• **Task goal**
Your response should match the records line for line.

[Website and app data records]

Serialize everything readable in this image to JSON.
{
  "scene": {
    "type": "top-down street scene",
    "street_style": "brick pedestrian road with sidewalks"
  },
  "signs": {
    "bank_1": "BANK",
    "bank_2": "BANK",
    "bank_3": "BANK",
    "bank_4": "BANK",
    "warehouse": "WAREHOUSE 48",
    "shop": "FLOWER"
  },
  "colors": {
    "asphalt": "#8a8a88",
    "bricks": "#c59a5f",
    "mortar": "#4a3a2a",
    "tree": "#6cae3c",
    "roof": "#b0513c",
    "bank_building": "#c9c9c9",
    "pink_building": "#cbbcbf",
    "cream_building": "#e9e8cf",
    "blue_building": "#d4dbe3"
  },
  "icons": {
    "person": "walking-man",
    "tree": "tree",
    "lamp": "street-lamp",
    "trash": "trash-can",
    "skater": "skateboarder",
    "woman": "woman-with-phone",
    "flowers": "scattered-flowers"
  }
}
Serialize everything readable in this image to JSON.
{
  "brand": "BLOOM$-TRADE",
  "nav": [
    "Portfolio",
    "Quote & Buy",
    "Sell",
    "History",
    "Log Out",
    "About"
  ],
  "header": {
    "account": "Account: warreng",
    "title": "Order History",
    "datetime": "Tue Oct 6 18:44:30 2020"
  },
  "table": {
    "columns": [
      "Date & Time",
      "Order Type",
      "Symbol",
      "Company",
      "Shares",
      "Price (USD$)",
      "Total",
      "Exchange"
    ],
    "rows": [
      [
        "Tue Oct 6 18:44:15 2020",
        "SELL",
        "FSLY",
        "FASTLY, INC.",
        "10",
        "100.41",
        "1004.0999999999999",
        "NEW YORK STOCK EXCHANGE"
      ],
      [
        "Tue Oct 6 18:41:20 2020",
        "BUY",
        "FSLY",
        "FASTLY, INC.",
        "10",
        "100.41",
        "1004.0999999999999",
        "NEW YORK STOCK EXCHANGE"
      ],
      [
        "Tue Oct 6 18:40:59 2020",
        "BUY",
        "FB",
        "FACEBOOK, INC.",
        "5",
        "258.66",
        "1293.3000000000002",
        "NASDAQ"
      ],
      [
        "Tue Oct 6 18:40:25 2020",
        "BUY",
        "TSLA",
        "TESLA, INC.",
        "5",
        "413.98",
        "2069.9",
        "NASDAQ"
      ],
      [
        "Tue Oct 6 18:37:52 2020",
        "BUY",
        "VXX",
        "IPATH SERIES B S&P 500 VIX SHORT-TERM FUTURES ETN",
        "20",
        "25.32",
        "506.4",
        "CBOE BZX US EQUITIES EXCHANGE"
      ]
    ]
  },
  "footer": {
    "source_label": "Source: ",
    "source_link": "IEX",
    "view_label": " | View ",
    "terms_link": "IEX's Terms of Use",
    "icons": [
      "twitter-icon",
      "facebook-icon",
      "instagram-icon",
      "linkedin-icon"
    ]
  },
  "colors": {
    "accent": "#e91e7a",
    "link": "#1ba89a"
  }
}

• **Task solution**
Serialize everything readable in this image to JSON.
{
  "scene": {
    "type": "top-down street scene",
    "street_style": "brick pedestrian road with sidewalks"
  },
  "signs": {
    "bank_1": "BANK",
    "bank_2": "BANK",
    "bank_3": "BANK",
    "bank_4": "BANK",
    "warehouse": "WAREHOUSE 48",
    "shop": "FLOWER"
  },
  "colors": {
    "asphalt": "#8a8a88",
    "bricks": "#c59a5f",
    "mortar": "#4a3a2a",
    "tree": "#6cae3c",
    "roof": "#b0513c",
    "bank_building": "#c9c9c9",
    "pink_building": "#cbbcbf",
    "cream_building": "#e9e8cf",
    "blue_building": "#d4dbe3"
  },
  "icons": {
    "person": "walking-man",
    "tree": "tree",
    "lamp": "street-lamp",
    "trash": "trash-can",
    "skater": "skateboarder",
    "woman": "woman-with-phone",
    "flowers": "scattered-flowers"
  }
}
Serialize everything readable in this image to JSON.
{
  "brand": "BLOOM$-TRADE",
  "nav": [
    "Portfolio",
    "Quote & Buy",
    "Sell",
    "History",
    "Log Out",
    "About"
  ],
  "header": {
    "account": "Account: warreng",
    "title": "Order History",
    "datetime": "Tue Oct 6 18:44:30 2020"
  },
  "table": {
    "columns": [
      "Date & Time",
      "Order Type",
      "Symbol",
      "Company",
      "Shares",
      "Price (USD$)",
      "Total",
      "Exchange"
    ],
    "rows": [
      [
        "Tue Oct 6 18:44:15 2020",
        "SELL",
        "FSLY",
        "FASTLY, INC.",
        "10",
        "100.41",
        "1004.0999999999999",
        "NEW YORK STOCK EXCHANGE"
      ],
      [
        "Tue Oct 6 18:41:20 2020",
        "BUY",
        "FSLY",
        "FASTLY, INC.",
        "10",
        "100.41",
        "1004.0999999999999",
        "NEW YORK STOCK EXCHANGE"
      ],
      [
        "Tue Oct 6 18:40:59 2020",
        "BUY",
        "FB",
        "FACEBOOK, INC.",
        "5",
        "258.66",
        "1293.3000000000002",
        "NASDAQ"
      ],
      [
        "Tue Oct 6 18:40:25 2020",
        "BUY",
        "TSLA",
        "TESLA, INC.",
        "5",
        "413.98",
        "2069.9",
        "NASDAQ"
      ],
      [
        "Tue Oct 6 18:37:52 2020",
        "BUY",
        "VXX",
        "IPATH SERIES B S&P 500 VIX SHORT-TERM FUTURES ETN",
        "20",
        "25.32",
        "506.4",
        "CBOE BZX US EQUITIES EXCHANGE"
      ]
    ]
  },
  "footer": {
    "source_label": "Source: ",
    "source_link": "IEX",
    "view_label": " | View ",
    "terms_link": "IEX's Terms of Use",
    "icons": [
      "twitter-icon",
      "facebook-icon",
      "instagram-icon",
      "linkedin-icon"
    ]
  },
  "colors": {
    "accent": "#e91e7a",
    "link": "#1ba89a"
  }
}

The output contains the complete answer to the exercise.